you cannot find the value of something like sin(37). if you are not allowed to use calculators, then you would be expected to leave sin(37) as is in your answer. what you could be expected to find exactly though are things like $\displaystyle \sin(105^o)$ or $\displaystyle \cos \frac {7 \pi}6$. for these you need to review two topics: (trig values of) special angles and reference angles. you should take some time to review these topics and come back with questions, because it itself is also a fairly large topic, sort of.

you can search for threads here as well. many problems like these have been done on this forum. try searching for evaluating/simplifying trig functions here and, of course, on google

i really think you should come back with specific problems, explaining these things right off the bat will be difficult, and re-inventing the wheel

5. So is it basically just the use of various trig identities combined with the basic angles' values?

6. Originally Posted by davesface
So is it basically just the use of various trig identities combined with the basic angles' values?
yes. and reference angles. you also need to know the quadrants for which each trig value is negative or positive. for instance, you should know that sine gives positive values in the first and second quadrant, but negative values in the third and fourth. and of course, you should know what we mean by "quadrant"

7. Originally Posted by Jhevon
you cannot find the value of something like sin(37). if you are not allowed to use calculators, then you would be expected to leave sin(37) as is in your answer.
Once you get into Calculus I, you'll learn something called Linear Approximation, which will allow you to evaluate things like sin(37) without a calculator. In the meantime though, leave such answers as sin(37).

8. Originally Posted by davesface
I probably most need to know how it is possible to evaluate something like sin(37) or any other trig function on any abnormal value (not 0, 30, 45, 60, or 90). Any resource would be helpful, even if you can't show me some of these things.
In the old days (BC), you had a set of trig tables in which you interpolated data in order to construct new data points within the range of a discrete set of known data points. You can find such a table here: Trigonometric Tables
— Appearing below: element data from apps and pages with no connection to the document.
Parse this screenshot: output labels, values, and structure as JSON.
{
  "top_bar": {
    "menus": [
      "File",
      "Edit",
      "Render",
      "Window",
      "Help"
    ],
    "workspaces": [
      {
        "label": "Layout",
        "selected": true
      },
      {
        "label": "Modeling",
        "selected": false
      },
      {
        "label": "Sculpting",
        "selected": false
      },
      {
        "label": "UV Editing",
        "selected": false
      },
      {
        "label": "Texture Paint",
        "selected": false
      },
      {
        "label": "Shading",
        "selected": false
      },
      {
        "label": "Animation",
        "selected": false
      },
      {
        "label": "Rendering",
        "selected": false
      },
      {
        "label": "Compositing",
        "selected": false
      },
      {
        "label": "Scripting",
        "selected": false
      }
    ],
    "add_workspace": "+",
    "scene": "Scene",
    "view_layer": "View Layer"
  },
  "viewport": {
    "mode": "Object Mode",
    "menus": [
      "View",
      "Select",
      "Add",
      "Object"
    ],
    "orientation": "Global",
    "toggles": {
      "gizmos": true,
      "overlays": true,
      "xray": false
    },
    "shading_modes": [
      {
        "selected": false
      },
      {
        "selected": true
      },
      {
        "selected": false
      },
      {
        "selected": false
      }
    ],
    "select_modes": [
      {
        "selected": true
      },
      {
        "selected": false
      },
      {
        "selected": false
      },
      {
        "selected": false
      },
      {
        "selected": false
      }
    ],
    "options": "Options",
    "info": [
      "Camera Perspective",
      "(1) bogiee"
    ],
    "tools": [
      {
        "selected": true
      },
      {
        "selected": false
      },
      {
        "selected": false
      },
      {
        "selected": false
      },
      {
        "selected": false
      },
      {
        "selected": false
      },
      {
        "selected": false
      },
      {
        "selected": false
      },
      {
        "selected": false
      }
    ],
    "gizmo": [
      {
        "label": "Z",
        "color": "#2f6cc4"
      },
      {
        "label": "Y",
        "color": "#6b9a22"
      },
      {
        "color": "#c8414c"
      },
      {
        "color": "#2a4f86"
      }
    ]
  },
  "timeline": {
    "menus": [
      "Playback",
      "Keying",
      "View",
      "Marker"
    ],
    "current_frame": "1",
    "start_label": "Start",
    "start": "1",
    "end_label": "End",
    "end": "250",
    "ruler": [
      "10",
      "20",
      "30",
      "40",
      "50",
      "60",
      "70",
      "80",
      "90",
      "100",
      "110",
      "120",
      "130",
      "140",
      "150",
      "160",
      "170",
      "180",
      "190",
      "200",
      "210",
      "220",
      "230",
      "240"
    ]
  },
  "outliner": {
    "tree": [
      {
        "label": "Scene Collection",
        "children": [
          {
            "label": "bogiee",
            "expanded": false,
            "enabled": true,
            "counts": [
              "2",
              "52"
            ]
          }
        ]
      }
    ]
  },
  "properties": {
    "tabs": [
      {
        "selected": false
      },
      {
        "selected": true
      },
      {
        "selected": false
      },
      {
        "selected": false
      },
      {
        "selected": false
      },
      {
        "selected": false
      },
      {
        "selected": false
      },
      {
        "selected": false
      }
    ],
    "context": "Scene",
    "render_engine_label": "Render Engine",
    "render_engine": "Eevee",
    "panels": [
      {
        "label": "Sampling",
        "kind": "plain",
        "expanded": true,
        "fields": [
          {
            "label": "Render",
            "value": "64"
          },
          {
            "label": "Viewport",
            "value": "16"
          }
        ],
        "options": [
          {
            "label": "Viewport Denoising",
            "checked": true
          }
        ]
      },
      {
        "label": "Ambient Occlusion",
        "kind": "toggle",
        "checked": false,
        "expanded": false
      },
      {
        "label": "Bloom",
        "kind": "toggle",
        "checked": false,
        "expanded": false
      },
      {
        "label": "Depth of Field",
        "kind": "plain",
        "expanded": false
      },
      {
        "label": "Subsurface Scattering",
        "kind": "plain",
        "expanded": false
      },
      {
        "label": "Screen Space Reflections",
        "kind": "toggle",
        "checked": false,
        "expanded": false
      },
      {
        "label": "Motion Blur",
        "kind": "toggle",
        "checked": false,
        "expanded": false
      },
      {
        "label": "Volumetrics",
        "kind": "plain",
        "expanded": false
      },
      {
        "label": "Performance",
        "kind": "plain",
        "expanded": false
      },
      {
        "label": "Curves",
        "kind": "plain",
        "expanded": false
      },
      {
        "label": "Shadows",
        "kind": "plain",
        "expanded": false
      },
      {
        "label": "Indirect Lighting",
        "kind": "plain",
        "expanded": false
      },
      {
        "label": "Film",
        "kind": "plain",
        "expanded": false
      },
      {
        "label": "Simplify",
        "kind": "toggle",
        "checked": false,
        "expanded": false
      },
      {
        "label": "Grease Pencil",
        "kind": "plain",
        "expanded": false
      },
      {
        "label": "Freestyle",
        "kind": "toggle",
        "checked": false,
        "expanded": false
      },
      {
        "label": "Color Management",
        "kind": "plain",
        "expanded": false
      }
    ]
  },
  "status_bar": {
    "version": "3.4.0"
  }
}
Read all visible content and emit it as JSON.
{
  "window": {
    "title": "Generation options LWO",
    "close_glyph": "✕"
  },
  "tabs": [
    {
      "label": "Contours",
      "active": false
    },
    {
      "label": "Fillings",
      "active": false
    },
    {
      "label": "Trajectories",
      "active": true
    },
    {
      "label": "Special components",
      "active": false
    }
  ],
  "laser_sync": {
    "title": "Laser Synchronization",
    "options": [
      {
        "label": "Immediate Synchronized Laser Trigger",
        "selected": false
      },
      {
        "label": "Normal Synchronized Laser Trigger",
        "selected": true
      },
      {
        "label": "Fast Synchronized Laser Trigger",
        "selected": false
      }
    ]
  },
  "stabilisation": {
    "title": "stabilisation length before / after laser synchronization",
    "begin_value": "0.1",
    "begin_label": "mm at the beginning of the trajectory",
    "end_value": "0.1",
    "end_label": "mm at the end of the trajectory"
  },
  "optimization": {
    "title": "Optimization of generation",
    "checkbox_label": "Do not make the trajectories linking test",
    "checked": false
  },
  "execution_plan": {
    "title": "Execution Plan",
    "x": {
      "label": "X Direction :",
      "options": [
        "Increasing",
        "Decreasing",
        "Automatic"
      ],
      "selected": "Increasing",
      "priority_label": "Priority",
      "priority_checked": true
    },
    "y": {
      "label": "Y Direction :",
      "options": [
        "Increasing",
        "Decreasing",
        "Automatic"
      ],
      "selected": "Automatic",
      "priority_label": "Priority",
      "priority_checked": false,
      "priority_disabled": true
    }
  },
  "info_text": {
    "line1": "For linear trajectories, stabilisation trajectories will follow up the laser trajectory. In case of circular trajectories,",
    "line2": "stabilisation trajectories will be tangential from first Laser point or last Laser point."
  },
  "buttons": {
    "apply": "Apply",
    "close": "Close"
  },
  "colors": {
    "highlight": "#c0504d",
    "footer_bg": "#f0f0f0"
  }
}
But, I can't imagine going back to that method.

9. Originally Posted by mathgeek777
Once you get into Calculus I, you'll learn something called Linear Approximation, which will allow you to evaluate things like sin(37) without a calculator. In the meantime though, leave such answers as sin(37).
I've already taken Calculus (albeit a year and a half ago, darn block scheduling!) and remember linear approximation, but I'm looking for more pre-calculus style things. I just found out today that specifically we need to be able to do the type of problems found here.

1 specific example problem would be:

The value of sin (x) is 1/5 . Express the value of csc (x) as an integer.

10. That does not require any use of a calculator but the knowledge of the fact that: $\displaystyle \csc x = \frac{1}{\sin x}$

Now it is just a matter of plugging in: $\displaystyle \csc x = \frac{1}{{\color{blue}\sin x}} = \frac{1}{{\color{blue}\frac{1}{5}}} = 5$

No need to find out what x actually is,

11. Yeah, I realized shortly after posting it that that problem was perhaps the worst possible one to randomly pick. Here is another one:

The value of $\displaystyle sin (x)$ is 1/5. The value of $\displaystyle cos^2 (x)$ can be written in the form $\displaystyle 6a^2$. Express the value of $\displaystyle a^2$ in simplest form (as an irreducible quotient of two integers).

12. this is just an exercise in knowing how to use the Pythagorean identity $\displaystyle \cos^2{x} + \sin^2{x} = 1$

you were given ...

$\displaystyle 6a^2 = \cos^2{x}$

and

$\displaystyle \sin{x}=\frac{1}{5}$

manipulating the Pythagorean identity ...

$\displaystyle \cos^2{x} = 1 - \sin^2{x}$

you should now be able to determine $\displaystyle a^2$.